_Exercise directions_
Write the data out verbatim.

====== Input records ======

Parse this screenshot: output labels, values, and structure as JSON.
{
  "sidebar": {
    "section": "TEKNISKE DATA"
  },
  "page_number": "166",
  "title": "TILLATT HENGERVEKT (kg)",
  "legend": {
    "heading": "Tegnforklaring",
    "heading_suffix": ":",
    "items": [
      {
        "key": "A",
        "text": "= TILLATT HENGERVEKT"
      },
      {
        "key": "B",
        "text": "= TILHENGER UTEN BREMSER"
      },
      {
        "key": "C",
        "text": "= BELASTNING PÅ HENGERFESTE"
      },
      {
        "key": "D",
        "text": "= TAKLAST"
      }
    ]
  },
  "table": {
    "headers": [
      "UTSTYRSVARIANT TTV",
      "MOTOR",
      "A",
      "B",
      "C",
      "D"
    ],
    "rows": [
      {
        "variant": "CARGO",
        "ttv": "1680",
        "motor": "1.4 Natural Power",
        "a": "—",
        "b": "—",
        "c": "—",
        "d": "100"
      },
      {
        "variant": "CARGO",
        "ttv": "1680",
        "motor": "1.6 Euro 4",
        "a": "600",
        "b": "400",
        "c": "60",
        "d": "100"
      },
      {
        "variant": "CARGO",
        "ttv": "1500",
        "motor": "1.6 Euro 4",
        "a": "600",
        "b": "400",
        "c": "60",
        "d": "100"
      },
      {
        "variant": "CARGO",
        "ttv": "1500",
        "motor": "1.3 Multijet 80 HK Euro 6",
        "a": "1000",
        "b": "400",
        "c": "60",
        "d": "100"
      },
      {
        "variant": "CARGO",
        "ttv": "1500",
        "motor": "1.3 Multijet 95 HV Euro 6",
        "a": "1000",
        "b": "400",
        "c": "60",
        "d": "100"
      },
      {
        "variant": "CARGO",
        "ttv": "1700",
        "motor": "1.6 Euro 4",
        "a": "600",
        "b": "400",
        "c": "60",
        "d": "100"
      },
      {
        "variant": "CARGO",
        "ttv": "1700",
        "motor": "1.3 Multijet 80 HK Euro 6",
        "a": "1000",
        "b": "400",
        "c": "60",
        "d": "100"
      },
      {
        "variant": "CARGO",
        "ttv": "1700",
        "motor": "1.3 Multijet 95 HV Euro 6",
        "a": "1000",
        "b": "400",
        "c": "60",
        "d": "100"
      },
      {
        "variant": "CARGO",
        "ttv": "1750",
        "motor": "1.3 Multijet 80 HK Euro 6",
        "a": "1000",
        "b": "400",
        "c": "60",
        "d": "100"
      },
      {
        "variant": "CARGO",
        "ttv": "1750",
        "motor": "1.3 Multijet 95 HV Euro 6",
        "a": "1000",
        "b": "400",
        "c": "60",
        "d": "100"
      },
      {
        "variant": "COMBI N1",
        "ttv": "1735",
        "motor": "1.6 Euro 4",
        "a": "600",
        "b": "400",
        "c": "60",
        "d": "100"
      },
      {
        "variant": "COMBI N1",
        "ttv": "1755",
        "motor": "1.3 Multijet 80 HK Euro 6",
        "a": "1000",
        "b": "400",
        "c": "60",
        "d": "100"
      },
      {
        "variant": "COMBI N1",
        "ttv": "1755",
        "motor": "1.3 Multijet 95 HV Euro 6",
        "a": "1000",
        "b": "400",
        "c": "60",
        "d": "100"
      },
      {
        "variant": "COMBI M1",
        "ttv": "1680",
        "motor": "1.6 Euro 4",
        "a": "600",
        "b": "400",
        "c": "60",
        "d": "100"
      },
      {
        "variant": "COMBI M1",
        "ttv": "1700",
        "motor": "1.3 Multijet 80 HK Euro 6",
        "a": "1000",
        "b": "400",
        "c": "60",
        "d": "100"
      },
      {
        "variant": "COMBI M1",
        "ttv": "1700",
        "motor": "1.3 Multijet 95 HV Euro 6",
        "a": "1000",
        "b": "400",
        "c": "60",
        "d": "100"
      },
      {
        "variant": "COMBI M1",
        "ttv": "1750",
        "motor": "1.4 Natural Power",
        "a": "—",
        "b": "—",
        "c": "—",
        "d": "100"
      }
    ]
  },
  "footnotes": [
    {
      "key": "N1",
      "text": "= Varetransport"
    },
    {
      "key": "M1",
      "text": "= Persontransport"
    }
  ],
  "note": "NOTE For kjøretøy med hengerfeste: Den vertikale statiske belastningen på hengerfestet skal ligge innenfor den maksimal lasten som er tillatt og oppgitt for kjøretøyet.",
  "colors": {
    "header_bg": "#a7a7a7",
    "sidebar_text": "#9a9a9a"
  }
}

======

_Output below_
Parse this screenshot: output labels, values, and structure as JSON.
{
  "sidebar": {
    "section": "TEKNISKE DATA"
  },
  "page_number": "166",
  "title": "TILLATT HENGERVEKT (kg)",
  "legend": {
    "heading": "Tegnforklaring",
    "heading_suffix": ":",
    "items": [
      {
        "key": "A",
        "text": "= TILLATT HENGERVEKT"
      },
      {
        "key": "B",
        "text": "= TILHENGER UTEN BREMSER"
      },
      {
        "key": "C",
        "text": "= BELASTNING PÅ HENGERFESTE"
      },
      {
        "key": "D",
        "text": "= TAKLAST"
      }
    ]
  },
  "table": {
    "headers": [
      "UTSTYRSVARIANT TTV",
      "MOTOR",
      "A",
      "B",
      "C",
      "D"
    ],
    "rows": [
      {
        "variant": "CARGO",
        "ttv": "1680",
        "motor": "1.4 Natural Power",
        "a": "—",
        "b": "—",
        "c": "—",
        "d": "100"
      },
      {
        "variant": "CARGO",
        "ttv": "1680",
        "motor": "1.6 Euro 4",
        "a": "600",
        "b": "400",
        "c": "60",
        "d": "100"
      },
      {
        "variant": "CARGO",
        "ttv": "1500",
        "motor": "1.6 Euro 4",
        "a": "600",
        "b": "400",
        "c": "60",
        "d": "100"
      },
      {
        "variant": "CARGO",
        "ttv": "1500",
        "motor": "1.3 Multijet 80 HK Euro 6",
        "a": "1000",
        "b": "400",
        "c": "60",
        "d": "100"
      },
      {
        "variant": "CARGO",
        "ttv": "1500",
        "motor": "1.3 Multijet 95 HV Euro 6",
        "a": "1000",
        "b": "400",
        "c": "60",
        "d": "100"
      },
      {
        "variant": "CARGO",
        "ttv": "1700",
        "motor": "1.6 Euro 4",
        "a": "600",
        "b": "400",
        "c": "60",
        "d": "100"
      },
      {
        "variant": "CARGO",
        "ttv": "1700",
        "motor": "1.3 Multijet 80 HK Euro 6",
        "a": "1000",
        "b": "400",
        "c": "60",
        "d": "100"
      },
      {
        "variant": "CARGO",
        "ttv": "1700",
        "motor": "1.3 Multijet 95 HV Euro 6",
        "a": "1000",
        "b": "400",
        "c": "60",
        "d": "100"
      },
      {
        "variant": "CARGO",
        "ttv": "1750",
        "motor": "1.3 Multijet 80 HK Euro 6",
        "a": "1000",
        "b": "400",
        "c": "60",
        "d": "100"
      },
      {
        "variant": "CARGO",
        "ttv": "1750",
        "motor": "1.3 Multijet 95 HV Euro 6",
        "a": "1000",
        "b": "400",
        "c": "60",
        "d": "100"
      },
      {
        "variant": "COMBI N1",
        "ttv": "1735",
        "motor": "1.6 Euro 4",
        "a": "600",
        "b": "400",
        "c": "60",
        "d": "100"
      },
      {
        "variant": "COMBI N1",
        "ttv": "1755",
        "motor": "1.3 Multijet 80 HK Euro 6",
        "a": "1000",
        "b": "400",
        "c": "60",
        "d": "100"
      },
      {
        "variant": "COMBI N1",
        "ttv": "1755",
        "motor": "1.3 Multijet 95 HV Euro 6",
        "a": "1000",
        "b": "400",
        "c": "60",
        "d": "100"
      },
      {
        "variant": "COMBI M1",
        "ttv": "1680",
        "motor": "1.6 Euro 4",
        "a": "600",
        "b": "400",
        "c": "60",
        "d": "100"
      },
      {
        "variant": "COMBI M1",
        "ttv": "1700",
        "motor": "1.3 Multijet 80 HK Euro 6",
        "a": "1000",
        "b": "400",
        "c": "60",
        "d": "100"
      },
      {
        "variant": "COMBI M1",
        "ttv": "1700",
        "motor": "1.3 Multijet 95 HV Euro 6",
        "a": "1000",
        "b": "400",
        "c": "60",
        "d": "100"
      },
      {
        "variant": "COMBI M1",
        "ttv": "1750",
        "motor": "1.4 Natural Power",
        "a": "—",
        "b": "—",
        "c": "—",
        "d": "100"
      }
    ]
  },
  "footnotes": [
    {
      "key": "N1",
      "text": "= Varetransport"
    },
    {
      "key": "M1",
      "text": "= Persontransport"
    }
  ],
  "note": "NOTE For kjøretøy med hengerfeste: Den vertikale statiske belastningen på hengerfestet skal ligge innenfor den maksimal lasten som er tillatt og oppgitt for kjøretøyet.",
  "colors": {
    "header_bg": "#a7a7a7",
    "sidebar_text": "#9a9a9a"
  }
}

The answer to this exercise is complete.